Start of Data shown

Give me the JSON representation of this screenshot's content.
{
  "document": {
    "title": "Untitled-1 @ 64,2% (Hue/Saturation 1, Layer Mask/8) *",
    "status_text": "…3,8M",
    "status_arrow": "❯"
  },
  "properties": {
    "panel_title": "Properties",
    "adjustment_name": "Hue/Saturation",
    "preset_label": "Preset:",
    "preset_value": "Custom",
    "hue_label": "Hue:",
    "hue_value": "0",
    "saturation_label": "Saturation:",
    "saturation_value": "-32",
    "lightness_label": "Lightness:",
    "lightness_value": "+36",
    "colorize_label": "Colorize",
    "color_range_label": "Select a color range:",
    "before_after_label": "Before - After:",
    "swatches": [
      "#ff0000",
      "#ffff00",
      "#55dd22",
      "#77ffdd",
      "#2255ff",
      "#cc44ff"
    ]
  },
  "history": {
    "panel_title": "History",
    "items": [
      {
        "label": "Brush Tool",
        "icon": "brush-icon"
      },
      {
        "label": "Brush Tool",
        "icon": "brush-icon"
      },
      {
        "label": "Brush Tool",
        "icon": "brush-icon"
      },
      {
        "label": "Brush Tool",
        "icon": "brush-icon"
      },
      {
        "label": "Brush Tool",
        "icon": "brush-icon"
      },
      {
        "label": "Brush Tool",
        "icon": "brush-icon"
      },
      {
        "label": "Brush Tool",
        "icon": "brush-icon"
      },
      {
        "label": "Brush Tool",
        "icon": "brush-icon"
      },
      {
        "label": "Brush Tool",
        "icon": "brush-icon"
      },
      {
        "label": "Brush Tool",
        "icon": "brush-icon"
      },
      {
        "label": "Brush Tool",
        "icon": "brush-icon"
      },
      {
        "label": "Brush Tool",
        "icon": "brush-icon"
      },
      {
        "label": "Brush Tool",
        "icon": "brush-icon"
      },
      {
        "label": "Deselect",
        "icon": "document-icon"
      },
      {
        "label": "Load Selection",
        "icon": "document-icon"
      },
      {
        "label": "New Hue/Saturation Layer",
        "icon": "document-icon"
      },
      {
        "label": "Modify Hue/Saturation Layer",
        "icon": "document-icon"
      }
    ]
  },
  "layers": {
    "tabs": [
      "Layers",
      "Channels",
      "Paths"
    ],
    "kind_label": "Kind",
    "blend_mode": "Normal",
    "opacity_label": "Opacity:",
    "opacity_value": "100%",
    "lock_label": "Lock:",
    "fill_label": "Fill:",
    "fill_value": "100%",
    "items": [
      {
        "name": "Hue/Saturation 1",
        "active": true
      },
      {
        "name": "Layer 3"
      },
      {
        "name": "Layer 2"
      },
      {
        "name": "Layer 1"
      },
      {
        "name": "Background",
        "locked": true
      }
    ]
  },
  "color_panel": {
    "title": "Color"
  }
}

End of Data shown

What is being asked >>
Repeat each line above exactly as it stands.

Exercise solution >>
Give me the JSON representation of this screenshot's content.
{
  "document": {
    "title": "Untitled-1 @ 64,2% (Hue/Saturation 1, Layer Mask/8) *",
    "status_text": "…3,8M",
    "status_arrow": "❯"
  },
  "properties": {
    "panel_title": "Properties",
    "adjustment_name": "Hue/Saturation",
    "preset_label": "Preset:",
    "preset_value": "Custom",
    "hue_label": "Hue:",
    "hue_value": "0",
    "saturation_label": "Saturation:",
    "saturation_value": "-32",
    "lightness_label": "Lightness:",
    "lightness_value": "+36",
    "colorize_label": "Colorize",
    "color_range_label": "Select a color range:",
    "before_after_label": "Before - After:",
    "swatches": [
      "#ff0000",
      "#ffff00",
      "#55dd22",
      "#77ffdd",
      "#2255ff",
      "#cc44ff"
    ]
  },
  "history": {
    "panel_title": "History",
    "items": [
      {
        "label": "Brush Tool",
        "icon": "brush-icon"
      },
      {
        "label": "Brush Tool",
        "icon": "brush-icon"
      },
      {
        "label": "Brush Tool",
        "icon": "brush-icon"
      },
      {
        "label": "Brush Tool",
        "icon": "brush-icon"
      },
      {
        "label": "Brush Tool",
        "icon": "brush-icon"
      },
      {
        "label": "Brush Tool",
        "icon": "brush-icon"
      },
      {
        "label": "Brush Tool",
        "icon": "brush-icon"
      },
      {
        "label": "Brush Tool",
        "icon": "brush-icon"
      },
      {
        "label": "Brush Tool",
        "icon": "brush-icon"
      },
      {
        "label": "Brush Tool",
        "icon": "brush-icon"
      },
      {
        "label": "Brush Tool",
        "icon": "brush-icon"
      },
      {
        "label": "Brush Tool",
        "icon": "brush-icon"
      },
      {
        "label": "Brush Tool",
        "icon": "brush-icon"
      },
      {
        "label": "Deselect",
        "icon": "document-icon"
      },
      {
        "label": "Load Selection",
        "icon": "document-icon"
      },
      {
        "label": "New Hue/Saturation Layer",
        "icon": "document-icon"
      },
      {
        "label": "Modify Hue/Saturation Layer",
        "icon": "document-icon"
      }
    ]
  },
  "layers": {
    "tabs": [
      "Layers",
      "Channels",
      "Paths"
    ],
    "kind_label": "Kind",
    "blend_mode": "Normal",
    "opacity_label": "Opacity:",
    "opacity_value": "100%",
    "lock_label": "Lock:",
    "fill_label": "Fill:",
    "fill_value": "100%",
    "items": [
      {
        "name": "Hue/Saturation 1",
        "active": true
      },
      {
        "name": "Layer 3"
      },
      {
        "name": "Layer 2"
      },
      {
        "name": "Layer 1"
      },
      {
        "name": "Background",
        "locked": true
      }
    ]
  },
  "color_panel": {
    "title": "Color"
  }
}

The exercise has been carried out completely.